Inconsistency in the supply of picking crabs during the summer and fall seasons impacts processors’ bottom line as well.  To remain competitive, processors ship live hard crabs to the “basket market” in the northern Virginia and Maryland where there has been an established tradition of eating fresh-cooked, whole crabs in restaurant trade.


Due to natural supply fluctuations, you will find fresh, hand-picked Atlantic blue crab meat in coastal retail seafood outlets and restaurants in-season.  Processors pasteurize Atlantic blue crab meat during the summer months for sale in the winter and spring.

Be sure to check your supplier’s state certification number to identify the vendor and origin of your crab meat. Cherish your fresh, hand-picked North Carolina crab meat whenever available.

Contributed by Barry Nash
Based on interviews with Don Cross of Pamlico Packing Company and Steve Murphey of NC Shellfish Sanitation – Morehead City office

3 responses to “The North Carolina Atlantic Blue Crab Industry”

  1. Deborah Dixon says:

    Hello – I wanted to ask what the current number of crab houses is (2010), and why the recent difficulty over getting H-2B visas? Thanks.

  2. Barry Nash says:

    According to the NC Department of Environment & Natural Resources, one of the state agencies that regulates crab processors, 12 businesses were certified in 2010 to process crabmeat. The difficulty the processors have had in securing visas for foreign laborers had to do with larger security concerns in Washington, DC about approving the travel of foreign nationals to the United States. This year, visas have been easier for the industry to obtain.

  3. Deborah Dixon says:

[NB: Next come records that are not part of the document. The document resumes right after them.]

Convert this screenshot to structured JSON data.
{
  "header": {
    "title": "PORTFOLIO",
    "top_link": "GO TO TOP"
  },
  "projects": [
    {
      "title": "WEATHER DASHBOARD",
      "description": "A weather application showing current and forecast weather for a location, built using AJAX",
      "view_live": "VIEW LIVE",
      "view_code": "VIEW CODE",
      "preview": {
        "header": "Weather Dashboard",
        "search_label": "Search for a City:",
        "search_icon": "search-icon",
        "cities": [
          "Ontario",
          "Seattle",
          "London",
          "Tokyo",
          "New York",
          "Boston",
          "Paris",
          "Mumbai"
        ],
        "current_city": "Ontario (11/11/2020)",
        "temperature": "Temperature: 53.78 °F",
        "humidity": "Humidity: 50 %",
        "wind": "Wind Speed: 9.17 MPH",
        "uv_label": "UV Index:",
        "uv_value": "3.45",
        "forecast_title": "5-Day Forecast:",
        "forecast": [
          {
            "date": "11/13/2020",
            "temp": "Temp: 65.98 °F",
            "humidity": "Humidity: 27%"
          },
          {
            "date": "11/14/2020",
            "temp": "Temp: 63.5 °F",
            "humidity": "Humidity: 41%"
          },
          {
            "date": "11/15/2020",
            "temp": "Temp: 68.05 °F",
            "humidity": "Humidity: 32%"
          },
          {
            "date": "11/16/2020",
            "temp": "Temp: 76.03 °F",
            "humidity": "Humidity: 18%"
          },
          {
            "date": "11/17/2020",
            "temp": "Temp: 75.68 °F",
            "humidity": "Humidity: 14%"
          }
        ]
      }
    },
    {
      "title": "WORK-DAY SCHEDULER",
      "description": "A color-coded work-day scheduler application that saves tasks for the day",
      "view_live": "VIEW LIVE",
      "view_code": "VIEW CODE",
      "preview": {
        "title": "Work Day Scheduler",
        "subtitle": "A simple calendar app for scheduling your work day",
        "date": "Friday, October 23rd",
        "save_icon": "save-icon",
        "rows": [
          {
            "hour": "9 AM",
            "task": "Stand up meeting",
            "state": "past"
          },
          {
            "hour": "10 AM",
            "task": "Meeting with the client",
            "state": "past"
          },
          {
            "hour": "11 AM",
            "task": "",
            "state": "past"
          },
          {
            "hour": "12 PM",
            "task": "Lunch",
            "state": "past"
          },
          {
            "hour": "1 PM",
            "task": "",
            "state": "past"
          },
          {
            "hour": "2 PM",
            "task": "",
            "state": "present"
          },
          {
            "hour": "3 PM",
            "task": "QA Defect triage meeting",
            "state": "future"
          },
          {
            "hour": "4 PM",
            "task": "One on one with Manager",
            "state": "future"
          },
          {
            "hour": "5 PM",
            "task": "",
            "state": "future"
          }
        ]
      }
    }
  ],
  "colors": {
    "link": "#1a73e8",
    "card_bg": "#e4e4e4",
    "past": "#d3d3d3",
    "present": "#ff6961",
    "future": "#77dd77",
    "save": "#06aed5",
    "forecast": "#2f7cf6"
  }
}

    Thank you! This is such a shame; many of the smaller plants strove so hard to maintain profitability. I wonder, is there a way to access the number certified per year and to map them out across space? I speak as a geographer here. I’ve gone to the NC Dept of Env and Nat Res web-page but can’t find such in-depth stats.